The recorded daily water consumption is around five times sustainable levels. (ABC News: Stephanie Zillman)
The Northern Territory’s water provider remains mystified as to why a tiny island community of 1,800 people is consuming an estimated 2.5 million litres per day.
After weeks of investigation, Nigel Deacon from Power and Water Corporation (PWC) said it was no closer to resolving the astronomical consumption figures for the Bathurst Island community of Wurrumiyanga.
“At Wurrumiyanga the daily consumption per person is around about 1,300 litres per day, so that’s a huge amount and it’s probably around about four or five times sustainable levels.”
At the same time, locals have been complaining of water supply problems for more than a month.
Tiwi Islands Regional Council chief executive Marion Scrymgour told ABC Radio Darwin early in October that low water pressure was affecting local businesses.
She said grass on the community’s football fields had browned and that council had to close on at least one day because amenities had stopped working.
Mystery over cause
Even late at night, when water usage would ideally be close to zero, Mr Deacon said certain areas of the island were consuming about 23 litres of water per second.
“We’d like to see zero, but something around about a tenth of that would be appropriate,” he said.
“That’s a huge amount of water going somewhere and that’s the thing we need to find.”
Nigel Deacon says the exact cause of the high consumption remains a mystery. (ABC Radio Darwin: Jesse Thompson)
PWC teams last week conducted section testing on the island, meaning they were narrowing down areas of high consumption to get a better sense of where the water was being used.
Running taps targeted
Council Mayor Gawin Tipiloura said he had been told by PWC teams that the issue was partly due to people letting taps run.
“Community members say the pressure is pretty low and the only time the pressure is really good is at night,” Cr Tipiloura said.
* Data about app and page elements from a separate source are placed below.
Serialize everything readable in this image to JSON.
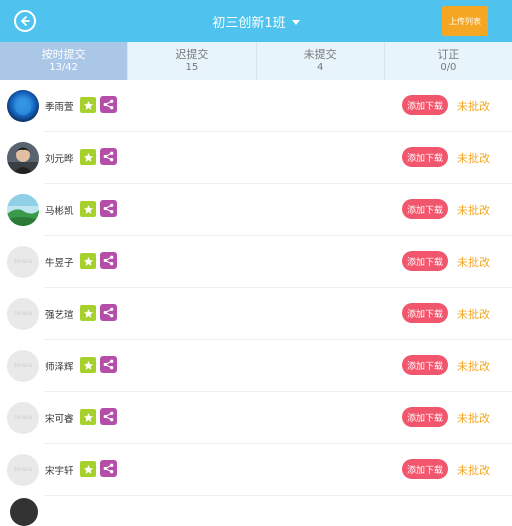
{
  "header": {
    "title": "初三创新1班",
    "upload_label": "上传列表"
  },
  "tabs": [
    {
      "label": "按时提交",
      "count": "13/42",
      "active": true
    },
    {
      "label": "迟提交",
      "count": "15",
      "active": false
    },
    {
      "label": "未提交",
      "count": "4",
      "active": false
    },
    {
      "label": "订正",
      "count": "0/0",
      "active": false
    }
  ],
  "placeholder_text": "ZHIWEN",
  "students": [
    {
      "name": "季雨萱",
      "download_label": "添加下载",
      "status": "未批改",
      "avatar": "photo-globe"
    },
    {
      "name": "刘元晔",
      "download_label": "添加下载",
      "status": "未批改",
      "avatar": "photo-person"
    },
    {
      "name": "马彬凯",
      "download_label": "添加下载",
      "status": "未批改",
      "avatar": "photo-landscape"
    },
    {
      "name": "牛昱子",
      "download_label": "添加下载",
      "status": "未批改",
      "avatar": "placeholder"
    },
    {
      "name": "强艺瑄",
      "download_label": "添加下载",
      "status": "未批改",
      "avatar": "placeholder"
    },
    {
      "name": "师泽辉",
      "download_label": "添加下载",
      "status": "未批改",
      "avatar": "placeholder"
    },
    {
      "name": "宋可睿",
      "download_label": "添加下载",
      "status": "未批改",
      "avatar": "placeholder"
    },
    {
      "name": "宋宇轩",
      "download_label": "添加下载",
      "status": "未批改",
      "avatar": "placeholder"
    }
  ],
  "colors": {
    "header_bg": "#4fc3ee",
    "upload_bg": "#f5a623",
    "tab_active_bg": "#aac7e8",
    "star_bg": "#a8d02c",
    "share_bg": "#b54ea8",
    "download_bg": "#f2566c",
    "status_color": "#f5a623"
  },
  "icons": {
    "back": "back-arrow-icon",
    "dropdown": "caret-down-icon",
    "star": "star-icon",
    "share": "share-icon"
  }
}
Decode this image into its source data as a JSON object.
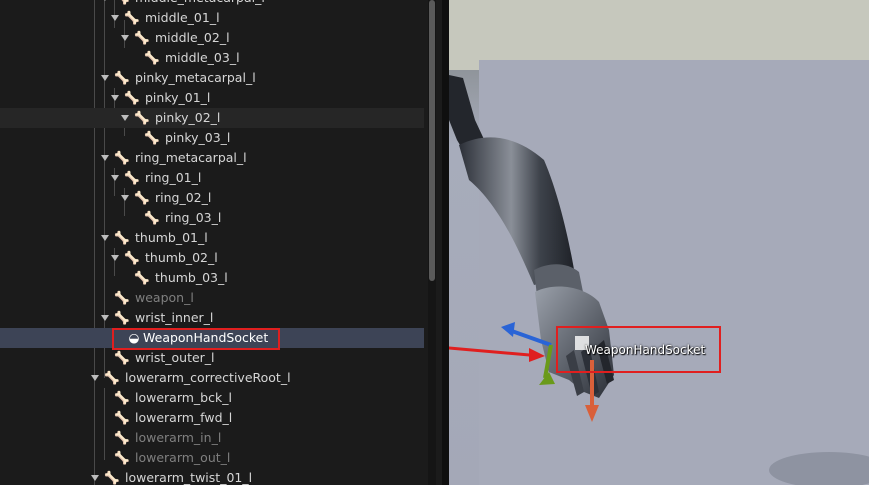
{
  "hierarchy": {
    "items": [
      {
        "label": "middle_metacarpal_l"
      },
      {
        "label": "middle_01_l"
      },
      {
        "label": "middle_02_l"
      },
      {
        "label": "middle_03_l"
      },
      {
        "label": "pinky_metacarpal_l"
      },
      {
        "label": "pinky_01_l"
      },
      {
        "label": "pinky_02_l"
      },
      {
        "label": "pinky_03_l"
      },
      {
        "label": "ring_metacarpal_l"
      },
      {
        "label": "ring_01_l"
      },
      {
        "label": "ring_02_l"
      },
      {
        "label": "ring_03_l"
      },
      {
        "label": "thumb_01_l"
      },
      {
        "label": "thumb_02_l"
      },
      {
        "label": "thumb_03_l"
      },
      {
        "label": "weapon_l"
      },
      {
        "label": "wrist_inner_l"
      },
      {
        "label": "WeaponHandSocket"
      },
      {
        "label": "wrist_outer_l"
      },
      {
        "label": "lowerarm_correctiveRoot_l"
      },
      {
        "label": "lowerarm_bck_l"
      },
      {
        "label": "lowerarm_fwd_l"
      },
      {
        "label": "lowerarm_in_l"
      },
      {
        "label": "lowerarm_out_l"
      },
      {
        "label": "lowerarm_twist_01_l"
      }
    ]
  },
  "viewport": {
    "socket_label": "WeaponHandSocket"
  },
  "colors": {
    "annotation_red": "#e01f1f",
    "selection": "#3d4456",
    "gizmo_x": "#2a64d6",
    "gizmo_y": "#6a9a1a",
    "gizmo_z": "#d9603a"
  },
  "icons": {
    "bone": "bone-icon",
    "socket": "socket-icon",
    "expand": "expand-arrow-icon"
  }
}
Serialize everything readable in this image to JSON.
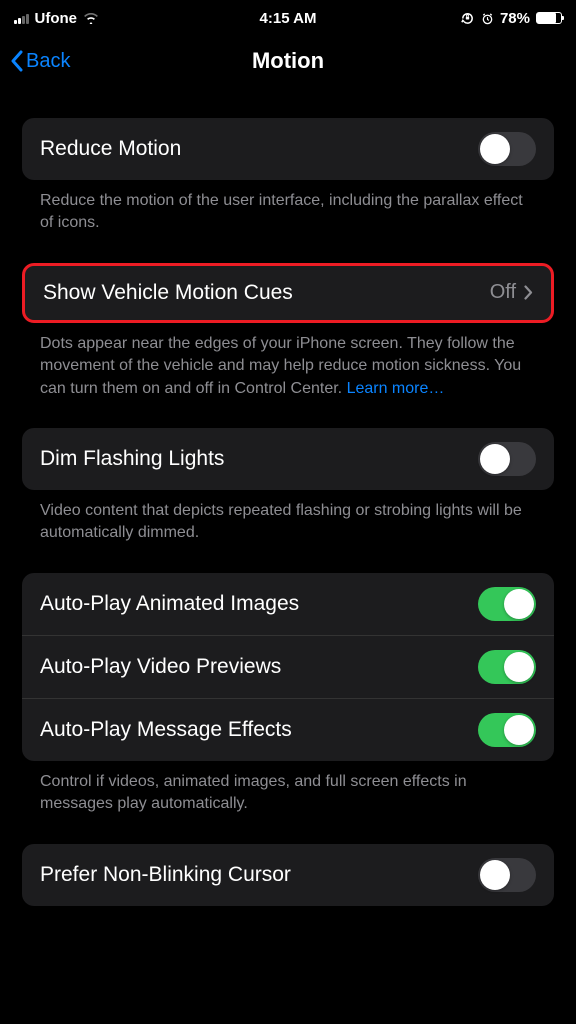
{
  "status_bar": {
    "carrier": "Ufone",
    "time": "4:15 AM",
    "battery_pct": "78%"
  },
  "nav": {
    "back_label": "Back",
    "title": "Motion"
  },
  "groups": {
    "reduce_motion": {
      "label": "Reduce Motion",
      "footer": "Reduce the motion of the user interface, including the parallax effect of icons."
    },
    "vehicle_cues": {
      "label": "Show Vehicle Motion Cues",
      "value": "Off",
      "footer_pre": "Dots appear near the edges of your iPhone screen. They follow the movement of the vehicle and may help reduce motion sickness. You can turn them on and off in Control Center. ",
      "learn_more": "Learn more…"
    },
    "dim": {
      "label": "Dim Flashing Lights",
      "footer": "Video content that depicts repeated flashing or strobing lights will be automatically dimmed."
    },
    "autoplay": {
      "row1": "Auto-Play Animated Images",
      "row2": "Auto-Play Video Previews",
      "row3": "Auto-Play Message Effects",
      "footer": "Control if videos, animated images, and full screen effects in messages play automatically."
    },
    "cursor": {
      "label": "Prefer Non-Blinking Cursor"
    }
  }
}
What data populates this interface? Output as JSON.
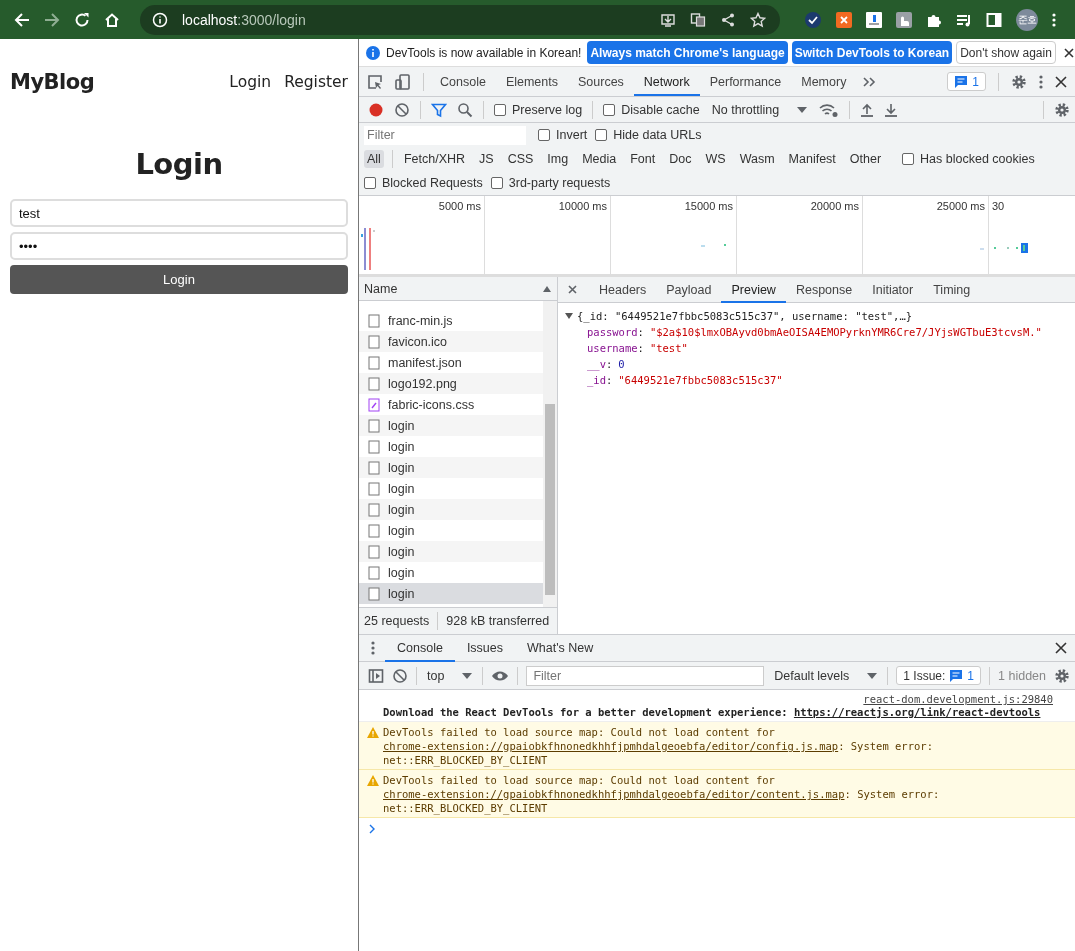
{
  "browser": {
    "url": {
      "host": "localhost",
      "path": ":3000/login"
    },
    "forward_disabled": true,
    "avatar": "준호"
  },
  "page": {
    "brand": "MyBlog",
    "nav": [
      "Login",
      "Register"
    ],
    "heading": "Login",
    "fields": [
      {
        "value": "test"
      },
      {
        "value": "••••"
      }
    ],
    "submit": "Login"
  },
  "devtools": {
    "infobar": {
      "message": "DevTools is now available in Korean!",
      "buttons": [
        {
          "label": "Always match Chrome's language",
          "kind": "primary"
        },
        {
          "label": "Switch DevTools to Korean",
          "kind": "primary"
        },
        {
          "label": "Don't show again",
          "kind": "plain"
        }
      ]
    },
    "tabs": [
      {
        "label": "Console",
        "selected": false
      },
      {
        "label": "Elements",
        "selected": false
      },
      {
        "label": "Sources",
        "selected": false
      },
      {
        "label": "Network",
        "selected": true
      },
      {
        "label": "Performance",
        "selected": false
      },
      {
        "label": "Memory",
        "selected": false
      }
    ],
    "issues_count": "1",
    "network_toolbar": {
      "preserve_log": {
        "label": "Preserve log",
        "checked": false
      },
      "disable_cache": {
        "label": "Disable cache",
        "checked": false
      },
      "throttling": "No throttling"
    },
    "filter": {
      "placeholder": "Filter",
      "options": [
        {
          "label": "Invert",
          "checked": false
        },
        {
          "label": "Hide data URLs",
          "checked": false
        }
      ]
    },
    "types": [
      {
        "label": "All",
        "selected": true
      },
      {
        "label": "Fetch/XHR",
        "selected": false
      },
      {
        "label": "JS",
        "selected": false
      },
      {
        "label": "CSS",
        "selected": false
      },
      {
        "label": "Img",
        "selected": false
      },
      {
        "label": "Media",
        "selected": false
      },
      {
        "label": "Font",
        "selected": false
      },
      {
        "label": "Doc",
        "selected": false
      },
      {
        "label": "WS",
        "selected": false
      },
      {
        "label": "Wasm",
        "selected": false
      },
      {
        "label": "Manifest",
        "selected": false
      },
      {
        "label": "Other",
        "selected": false
      }
    ],
    "has_blocked_cookies": {
      "label": "Has blocked cookies",
      "checked": false
    },
    "more_filters": [
      {
        "label": "Blocked Requests",
        "checked": false
      },
      {
        "label": "3rd-party requests",
        "checked": false
      }
    ],
    "timeline_ticks": [
      "5000 ms",
      "10000 ms",
      "15000 ms",
      "20000 ms",
      "25000 ms",
      "30"
    ],
    "requests": {
      "column": "Name",
      "rows": [
        {
          "name": "franc-min.js",
          "kind": "doc",
          "selected": false
        },
        {
          "name": "favicon.ico",
          "kind": "doc",
          "selected": false
        },
        {
          "name": "manifest.json",
          "kind": "doc",
          "selected": false
        },
        {
          "name": "logo192.png",
          "kind": "doc",
          "selected": false
        },
        {
          "name": "fabric-icons.css",
          "kind": "css",
          "selected": false
        },
        {
          "name": "login",
          "kind": "doc",
          "selected": false
        },
        {
          "name": "login",
          "kind": "doc",
          "selected": false
        },
        {
          "name": "login",
          "kind": "doc",
          "selected": false
        },
        {
          "name": "login",
          "kind": "doc",
          "selected": false
        },
        {
          "name": "login",
          "kind": "doc",
          "selected": false
        },
        {
          "name": "login",
          "kind": "doc",
          "selected": false
        },
        {
          "name": "login",
          "kind": "doc",
          "selected": false
        },
        {
          "name": "login",
          "kind": "doc",
          "selected": false
        },
        {
          "name": "login",
          "kind": "doc",
          "selected": true
        }
      ],
      "summary": [
        "25 requests",
        "928 kB transferred"
      ]
    },
    "detail_tabs": [
      {
        "label": "Headers",
        "selected": false
      },
      {
        "label": "Payload",
        "selected": false
      },
      {
        "label": "Preview",
        "selected": true
      },
      {
        "label": "Response",
        "selected": false
      },
      {
        "label": "Initiator",
        "selected": false
      },
      {
        "label": "Timing",
        "selected": false
      }
    ],
    "preview": {
      "separator": ":",
      "summary": "{_id: \"6449521e7fbbc5083c515c37\", username: \"test\",…}",
      "expanded": true,
      "props": [
        {
          "key": "password",
          "value": "\"$2a$10$lmxOBAyvd0bmAeOISA4EMOPyrknYMR6Cre7/JYjsWGTbuE3tcvsM.\"",
          "kind": "string"
        },
        {
          "key": "username",
          "value": "\"test\"",
          "kind": "string"
        },
        {
          "key": "__v",
          "value": "0",
          "kind": "number"
        },
        {
          "key": "_id",
          "value": "\"6449521e7fbbc5083c515c37\"",
          "kind": "string"
        }
      ]
    },
    "drawer": {
      "tabs": [
        {
          "label": "Console",
          "selected": true
        },
        {
          "label": "Issues",
          "selected": false
        },
        {
          "label": "What's New",
          "selected": false
        }
      ],
      "context": "top",
      "filter_placeholder": "Filter",
      "levels": "Default levels",
      "issues_label": "1 Issue:",
      "issues_count": "1",
      "hidden": "1 hidden",
      "messages": [
        {
          "kind": "info",
          "source": "react-dom.development.js:29840",
          "segments": [
            {
              "text": "Download the React DevTools for a better development experience: ",
              "kind": "text"
            },
            {
              "text": "https://reactjs.org/link/react-devtools",
              "kind": "link"
            }
          ]
        },
        {
          "kind": "warning",
          "segments": [
            {
              "text": "DevTools failed to load source map: Could not load content for ",
              "kind": "text"
            },
            {
              "text": "chrome-extension://gpaiobkfhnonedkhhfjpmhdalgeoebfa/editor/config.js.map",
              "kind": "link"
            },
            {
              "text": ": System error: net::ERR_BLOCKED_BY_CLIENT",
              "kind": "text"
            }
          ]
        },
        {
          "kind": "warning",
          "segments": [
            {
              "text": "DevTools failed to load source map: Could not load content for ",
              "kind": "text"
            },
            {
              "text": "chrome-extension://gpaiobkfhnonedkhhfjpmhdalgeoebfa/editor/content.js.map",
              "kind": "link"
            },
            {
              "text": ": System error: net::ERR_BLOCKED_BY_CLIENT",
              "kind": "text"
            }
          ]
        }
      ]
    }
  }
}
The council would work with the community to improve awareness, he added.
“It’s just improving the communication with Power and Water and then feeding it out to the community.
“If we can get that improved, then hopefully things will go our way in terms of doing the right thing and being able to not have any issues.”
“People are not aware that there is a water issue,” Mr Deacon added.
“Because Wurrumiyanga has got such a great supply, they probably think it’s a limitless supply.
“People probably don’t turn off taps as much as they should, and probably the property owners need to be conscious of the fact that they do need to get those plumbers out as soon as possible to attend to leaks or to leaking taps.”
Locals urged to report leaks
Complicating matters is that some of the infrastructure issues might be in the plumbing between a water meter and its premises.
“So we’re responsible up to the outlet of the meter,” Mr Deacon said.
“Beyond that, people need to be looking to fix their own leaks.”
That means some of the repair work could involve the Department of Housing and Community Development.
In a statement, the department said it was aware of the leaks and had been working with PWC to investigate and resolve them.
“This includes frequent inspections and via different mediums, consistent messages to tenants about reporting repairs, and how to report any water leaks and water usage with assistance from interpreters,” the statement said.
Mr Deacon said the island’s water supply wasn’t at risk, but a new bore field might need to be built if new houses were constructed and current water usage wasn’t reined in.
He advised residents to urgently report leaks.
“The problem is we’re using that bore field at its capacity,” Mr Deacon said.
“We’ll see the demand start to level out now as people stop using so much water outdoors because of the wet season, but we do need to see everyone take serious action to arrest the long-term growth in demand.”